As is the case with everyone, there are a handful of important years that define Paul Franklin's life. 1999 was the year he found his calling, with the Canadian Forces. In 2000 he welcomed his son, Simon, into the world. He completed his first marathon in 2005. But according to Paul, the best year of his life was 2006; that was the year a suicide bomb ripped through his vehicle in Afghanistan - killing Canadian diplomat Glyn Berry, and seriously injuring two fellow soldiers. Paul nearly died that year. He lost both of his legs, but found a new purpose: to improve the lives of Canadian military and civilian amputees. When Paul returned from combat in 2006, Canadian vets were routinely sent to the U.S. for rehabilitation. At the time, Canada didn't have the programs or facilities that veterans and amputees needed. Now six years later, largely due to Paul's commitment to the cause, Edmonton is home to a state-of-the-art rehab hospital. In 2009, Paul left the Armed Forces to work as a veterans' advocate full time. He says the veterans community in Canada has come a long way in the last decade, but there's still much work to be done.
July 20, 2012
Best of The Week and Nick Gilder and Mother Mother
Fridays on the show, we play our best interviews of the week, featuring Sarah McLachlan, Jim Treliving, and Sandra Oh, plus a musical performance from Nick Gilder and Mother Mother. It'll be a combination of Vancouver's classic roots with the young cutting edge music scene of today, courtesy of Mother Mother. The five-piece indie rock band will be performing their own rendition of the 1975 hit 'Roxy Roller' with the Sweeney Todd frontman himself. Nick went on to become a Juno-award winning singer-songwriter in his own right and wrote for many artists including Bette Midler, Joe Cocker and Pat Benatar.

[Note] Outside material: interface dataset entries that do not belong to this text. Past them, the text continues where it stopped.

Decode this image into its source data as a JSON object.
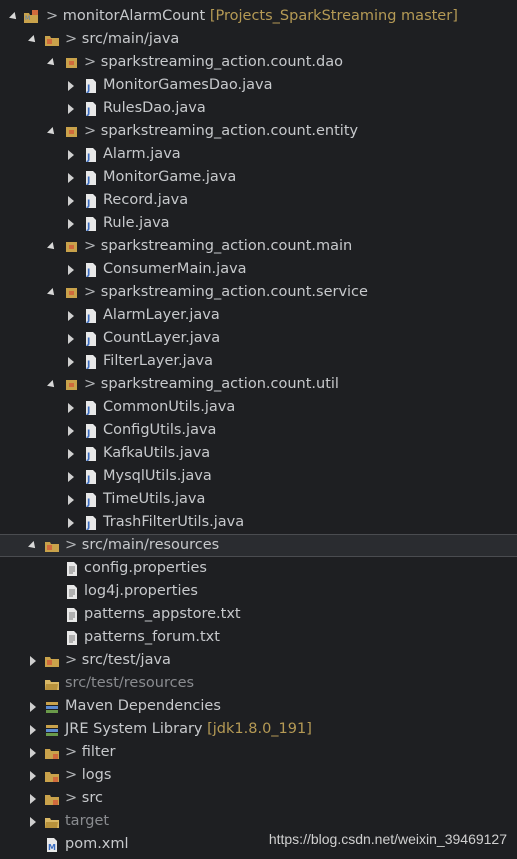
{
  "rows": [
    {
      "name": "project-node",
      "text": "monitorAlarmCount",
      "prefix": "> ",
      "decor": " [Projects_SparkStreaming master]",
      "icon": "project-icon"
    },
    {
      "name": "src-main-java",
      "text": "src/main/java",
      "prefix": "> ",
      "icon": "source-folder-icon"
    },
    {
      "name": "package-dao",
      "text": "sparkstreaming_action.count.dao",
      "prefix": "> ",
      "icon": "package-icon"
    },
    {
      "name": "file-monitorgamesdao",
      "text": "MonitorGamesDao.java",
      "icon": "java-file-icon"
    },
    {
      "name": "file-rulesdao",
      "text": "RulesDao.java",
      "icon": "java-file-icon"
    },
    {
      "name": "package-entity",
      "text": "sparkstreaming_action.count.entity",
      "prefix": "> ",
      "icon": "package-icon"
    },
    {
      "name": "file-alarm",
      "text": "Alarm.java",
      "icon": "java-file-icon"
    },
    {
      "name": "file-monitorgame",
      "text": "MonitorGame.java",
      "icon": "java-file-icon"
    },
    {
      "name": "file-record",
      "text": "Record.java",
      "icon": "java-file-icon"
    },
    {
      "name": "file-rule",
      "text": "Rule.java",
      "icon": "java-file-icon"
    },
    {
      "name": "package-main",
      "text": "sparkstreaming_action.count.main",
      "prefix": "> ",
      "icon": "package-icon"
    },
    {
      "name": "file-consumermain",
      "text": "ConsumerMain.java",
      "icon": "java-file-icon"
    },
    {
      "name": "package-service",
      "text": "sparkstreaming_action.count.service",
      "prefix": "> ",
      "icon": "package-icon"
    },
    {
      "name": "file-alarmlayer",
      "text": "AlarmLayer.java",
      "icon": "java-file-icon"
    },
    {
      "name": "file-countlayer",
      "text": "CountLayer.java",
      "icon": "java-file-icon"
    },
    {
      "name": "file-filterlayer",
      "text": "FilterLayer.java",
      "icon": "java-file-icon"
    },
    {
      "name": "package-util",
      "text": "sparkstreaming_action.count.util",
      "prefix": "> ",
      "icon": "package-icon"
    },
    {
      "name": "file-commonutils",
      "text": "CommonUtils.java",
      "icon": "java-file-icon"
    },
    {
      "name": "file-configutils",
      "text": "ConfigUtils.java",
      "icon": "java-file-icon"
    },
    {
      "name": "file-kafkautils",
      "text": "KafkaUtils.java",
      "icon": "java-file-icon"
    },
    {
      "name": "file-mysqlutils",
      "text": "MysqlUtils.java",
      "icon": "java-file-icon"
    },
    {
      "name": "file-timeutils",
      "text": "TimeUtils.java",
      "icon": "java-file-icon"
    },
    {
      "name": "file-trashfilterutils",
      "text": "TrashFilterUtils.java",
      "icon": "java-file-icon"
    },
    {
      "name": "src-main-resources",
      "text": "src/main/resources",
      "prefix": "> ",
      "icon": "source-folder-icon"
    },
    {
      "name": "file-config-properties",
      "text": "config.properties",
      "icon": "text-file-icon"
    },
    {
      "name": "file-log4j-properties",
      "text": "log4j.properties",
      "icon": "text-file-icon"
    },
    {
      "name": "file-patterns-appstore",
      "text": "patterns_appstore.txt",
      "icon": "text-file-icon"
    },
    {
      "name": "file-patterns-forum",
      "text": "patterns_forum.txt",
      "icon": "text-file-icon"
    },
    {
      "name": "src-test-java",
      "text": "src/test/java",
      "prefix": "> ",
      "icon": "source-folder-icon"
    },
    {
      "name": "src-test-resources",
      "text": "src/test/resources",
      "icon": "empty-source-folder-icon"
    },
    {
      "name": "maven-dependencies",
      "text": "Maven Dependencies",
      "icon": "library-icon"
    },
    {
      "name": "jre-system-library",
      "text": "JRE System Library",
      "decor": " [jdk1.8.0_191]",
      "icon": "library-icon"
    },
    {
      "name": "folder-filter",
      "text": "filter",
      "prefix": "> ",
      "icon": "folder-icon"
    },
    {
      "name": "folder-logs",
      "text": "logs",
      "prefix": "> ",
      "icon": "folder-icon"
    },
    {
      "name": "folder-src",
      "text": "src",
      "prefix": "> ",
      "icon": "folder-icon"
    },
    {
      "name": "folder-target",
      "text": "target",
      "icon": "plain-folder-icon"
    },
    {
      "name": "file-pom-xml",
      "text": "pom.xml",
      "icon": "xml-file-icon"
    }
  ],
  "watermark": "https://blog.csdn.net/weixin_39469127",
  "colors": {
    "background": "#1e1f22",
    "text": "#c7c9cc",
    "decoration": "#b59a55",
    "selection": "#2a2c30"
  }
}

Mother Mother hails from Quadra Island and are currently finishing up their fourth album that is expected to drop this fall. Their exclusive blend of old and new should not be missed.